__TASK REQUIREMENTS__:
Locate the line containing "What data populates" in the data below. Reproduce it and every following line up to the end, exactly as given.

__DATA RECORDS__:
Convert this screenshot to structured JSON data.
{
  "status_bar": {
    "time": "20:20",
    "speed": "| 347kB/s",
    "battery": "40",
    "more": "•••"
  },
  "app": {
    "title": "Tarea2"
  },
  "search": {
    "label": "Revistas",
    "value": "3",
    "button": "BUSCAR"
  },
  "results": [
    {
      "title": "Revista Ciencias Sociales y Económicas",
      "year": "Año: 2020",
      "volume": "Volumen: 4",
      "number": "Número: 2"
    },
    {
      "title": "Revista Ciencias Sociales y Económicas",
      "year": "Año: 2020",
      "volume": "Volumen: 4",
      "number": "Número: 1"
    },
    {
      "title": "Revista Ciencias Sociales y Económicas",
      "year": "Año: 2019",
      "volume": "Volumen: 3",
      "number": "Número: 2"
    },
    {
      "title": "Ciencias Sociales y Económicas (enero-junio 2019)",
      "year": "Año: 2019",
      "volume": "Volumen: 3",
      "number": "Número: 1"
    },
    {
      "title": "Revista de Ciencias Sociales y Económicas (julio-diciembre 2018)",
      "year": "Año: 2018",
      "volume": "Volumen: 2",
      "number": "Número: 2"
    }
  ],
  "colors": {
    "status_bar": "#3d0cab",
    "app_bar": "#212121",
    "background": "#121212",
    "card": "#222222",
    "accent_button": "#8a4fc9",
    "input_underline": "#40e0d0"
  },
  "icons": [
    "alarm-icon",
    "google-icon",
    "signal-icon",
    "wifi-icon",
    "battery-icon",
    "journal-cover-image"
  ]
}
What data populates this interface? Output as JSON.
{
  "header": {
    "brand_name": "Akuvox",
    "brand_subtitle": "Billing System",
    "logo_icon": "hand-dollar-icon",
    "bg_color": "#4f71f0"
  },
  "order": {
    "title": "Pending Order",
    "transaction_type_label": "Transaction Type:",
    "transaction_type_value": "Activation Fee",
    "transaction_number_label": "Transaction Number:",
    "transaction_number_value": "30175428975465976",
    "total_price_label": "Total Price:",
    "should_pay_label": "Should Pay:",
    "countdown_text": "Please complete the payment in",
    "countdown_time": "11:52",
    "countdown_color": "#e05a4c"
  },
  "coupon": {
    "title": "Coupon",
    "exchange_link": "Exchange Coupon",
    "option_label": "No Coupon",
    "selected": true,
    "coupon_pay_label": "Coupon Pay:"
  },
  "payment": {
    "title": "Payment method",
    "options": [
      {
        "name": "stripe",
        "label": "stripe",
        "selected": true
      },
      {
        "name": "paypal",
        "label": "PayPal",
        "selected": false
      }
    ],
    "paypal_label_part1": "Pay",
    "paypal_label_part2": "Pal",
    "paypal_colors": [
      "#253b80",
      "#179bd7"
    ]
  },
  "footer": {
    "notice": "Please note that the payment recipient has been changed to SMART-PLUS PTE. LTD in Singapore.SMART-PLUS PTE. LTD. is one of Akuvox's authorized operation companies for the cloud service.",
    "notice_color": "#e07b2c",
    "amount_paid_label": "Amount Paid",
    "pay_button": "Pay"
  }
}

__ANSWER AREA__:
What data populates this interface? Output as JSON.
{
  "header": {
    "brand_name": "Akuvox",
    "brand_subtitle": "Billing System",
    "logo_icon": "hand-dollar-icon",
    "bg_color": "#4f71f0"
  },
  "order": {
    "title": "Pending Order",
    "transaction_type_label": "Transaction Type:",
    "transaction_type_value": "Activation Fee",
    "transaction_number_label": "Transaction Number:",
    "transaction_number_value": "30175428975465976",
    "total_price_label": "Total Price:",
    "should_pay_label": "Should Pay:",
    "countdown_text": "Please complete the payment in",
    "countdown_time": "11:52",
    "countdown_color": "#e05a4c"
  },
  "coupon": {
    "title": "Coupon",
    "exchange_link": "Exchange Coupon",
    "option_label": "No Coupon",
    "selected": true,
    "coupon_pay_label": "Coupon Pay:"
  },
  "payment": {
    "title": "Payment method",
    "options": [
      {
        "name": "stripe",
        "label": "stripe",
        "selected": true
      },
      {
        "name": "paypal",
        "label": "PayPal",
        "selected": false
      }
    ],
    "paypal_label_part1": "Pay",
    "paypal_label_part2": "Pal",
    "paypal_colors": [
      "#253b80",
      "#179bd7"
    ]
  },
  "footer": {
    "notice": "Please note that the payment recipient has been changed to SMART-PLUS PTE. LTD in Singapore.SMART-PLUS PTE. LTD. is one of Akuvox's authorized operation companies for the cloud service.",
    "notice_color": "#e07b2c",
    "amount_paid_label": "Amount Paid",
    "pay_button": "Pay"
  }
}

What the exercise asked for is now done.